== Segment start ==

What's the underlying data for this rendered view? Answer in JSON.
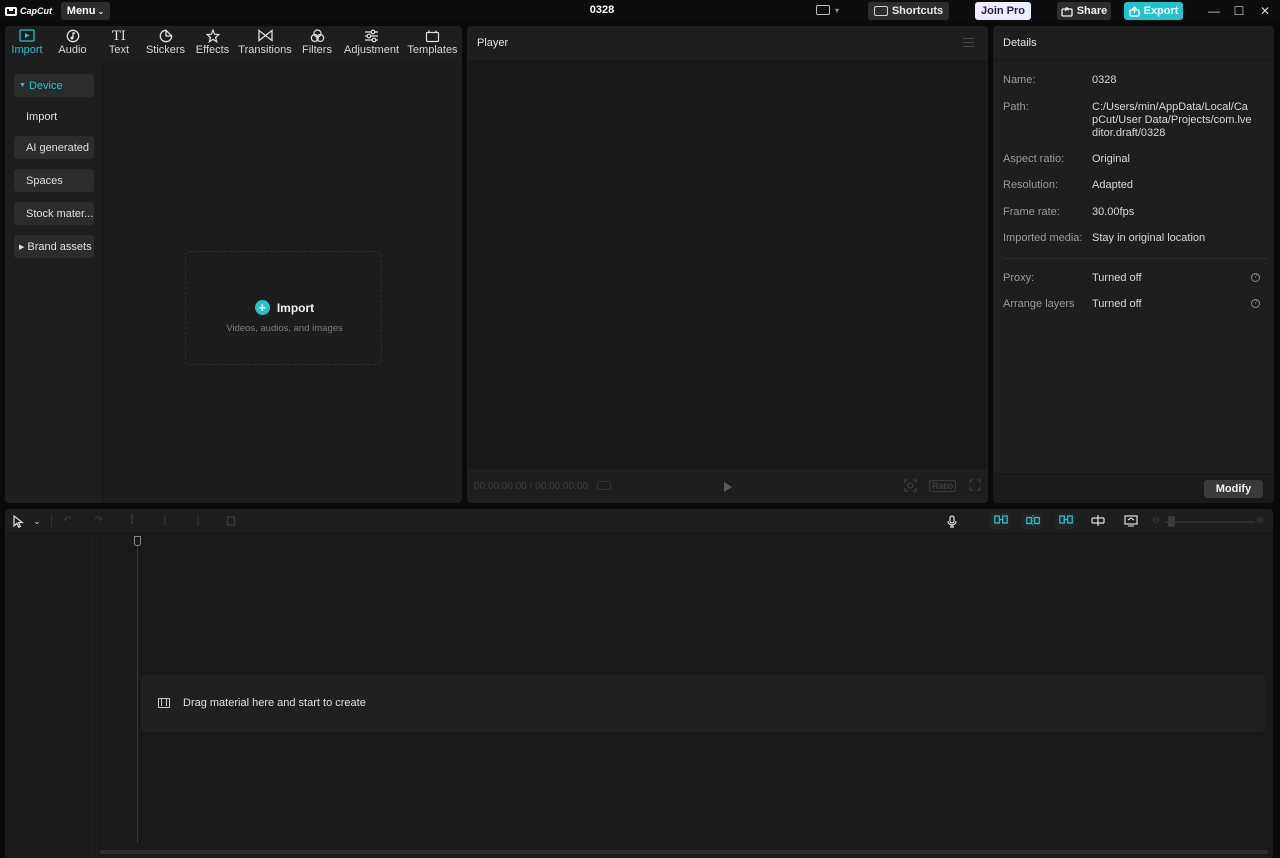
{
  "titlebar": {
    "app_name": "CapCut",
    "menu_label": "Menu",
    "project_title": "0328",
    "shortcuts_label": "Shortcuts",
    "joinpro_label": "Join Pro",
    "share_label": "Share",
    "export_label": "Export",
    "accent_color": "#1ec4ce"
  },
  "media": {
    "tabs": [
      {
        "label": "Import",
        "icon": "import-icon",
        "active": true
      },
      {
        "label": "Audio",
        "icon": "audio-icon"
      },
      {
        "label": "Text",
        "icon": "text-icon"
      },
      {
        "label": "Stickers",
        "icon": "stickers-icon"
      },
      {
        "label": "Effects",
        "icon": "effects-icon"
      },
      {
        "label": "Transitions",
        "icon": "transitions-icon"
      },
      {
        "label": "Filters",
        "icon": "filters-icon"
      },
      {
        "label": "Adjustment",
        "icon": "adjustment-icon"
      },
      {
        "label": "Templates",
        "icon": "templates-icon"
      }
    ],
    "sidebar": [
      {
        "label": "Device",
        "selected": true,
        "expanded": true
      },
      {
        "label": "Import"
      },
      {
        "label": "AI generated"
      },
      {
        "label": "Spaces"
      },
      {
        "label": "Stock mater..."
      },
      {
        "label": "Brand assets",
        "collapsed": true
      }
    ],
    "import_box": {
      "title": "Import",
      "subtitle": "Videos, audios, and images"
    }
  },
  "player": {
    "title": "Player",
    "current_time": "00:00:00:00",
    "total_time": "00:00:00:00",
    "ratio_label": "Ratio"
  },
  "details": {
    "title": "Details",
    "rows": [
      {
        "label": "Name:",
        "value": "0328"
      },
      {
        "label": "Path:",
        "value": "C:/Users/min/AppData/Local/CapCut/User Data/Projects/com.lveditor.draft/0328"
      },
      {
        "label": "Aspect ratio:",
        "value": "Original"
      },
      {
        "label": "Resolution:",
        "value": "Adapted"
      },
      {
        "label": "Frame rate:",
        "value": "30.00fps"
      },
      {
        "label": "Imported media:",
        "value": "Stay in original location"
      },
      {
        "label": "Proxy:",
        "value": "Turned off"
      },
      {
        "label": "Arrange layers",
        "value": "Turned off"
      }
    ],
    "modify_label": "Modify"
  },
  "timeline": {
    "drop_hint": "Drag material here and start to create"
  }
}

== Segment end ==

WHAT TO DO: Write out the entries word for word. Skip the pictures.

THE ANSWER:
What's the underlying data for this rendered view? Answer in JSON.
{
  "titlebar": {
    "app_name": "CapCut",
    "menu_label": "Menu",
    "project_title": "0328",
    "shortcuts_label": "Shortcuts",
    "joinpro_label": "Join Pro",
    "share_label": "Share",
    "export_label": "Export",
    "accent_color": "#1ec4ce"
  },
  "media": {
    "tabs": [
      {
        "label": "Import",
        "icon": "import-icon",
        "active": true
      },
      {
        "label": "Audio",
        "icon": "audio-icon"
      },
      {
        "label": "Text",
        "icon": "text-icon"
      },
      {
        "label": "Stickers",
        "icon": "stickers-icon"
      },
      {
        "label": "Effects",
        "icon": "effects-icon"
      },
      {
        "label": "Transitions",
        "icon": "transitions-icon"
      },
      {
        "label": "Filters",
        "icon": "filters-icon"
      },
      {
        "label": "Adjustment",
        "icon": "adjustment-icon"
      },
      {
        "label": "Templates",
        "icon": "templates-icon"
      }
    ],
    "sidebar": [
      {
        "label": "Device",
        "selected": true,
        "expanded": true
      },
      {
        "label": "Import"
      },
      {
        "label": "AI generated"
      },
      {
        "label": "Spaces"
      },
      {
        "label": "Stock mater..."
      },
      {
        "label": "Brand assets",
        "collapsed": true
      }
    ],
    "import_box": {
      "title": "Import",
      "subtitle": "Videos, audios, and images"
    }
  },
  "player": {
    "title": "Player",
    "current_time": "00:00:00:00",
    "total_time": "00:00:00:00",
    "ratio_label": "Ratio"
  },
  "details": {
    "title": "Details",
    "rows": [
      {
        "label": "Name:",
        "value": "0328"
      },
      {
        "label": "Path:",
        "value": "C:/Users/min/AppData/Local/CapCut/User Data/Projects/com.lveditor.draft/0328"
      },
      {
        "label": "Aspect ratio:",
        "value": "Original"
      },
      {
        "label": "Resolution:",
        "value": "Adapted"
      },
      {
        "label": "Frame rate:",
        "value": "30.00fps"
      },
      {
        "label": "Imported media:",
        "value": "Stay in original location"
      },
      {
        "label": "Proxy:",
        "value": "Turned off"
      },
      {
        "label": "Arrange layers",
        "value": "Turned off"
      }
    ],
    "modify_label": "Modify"
  },
  "timeline": {
    "drop_hint": "Drag material here and start to create"
  }
}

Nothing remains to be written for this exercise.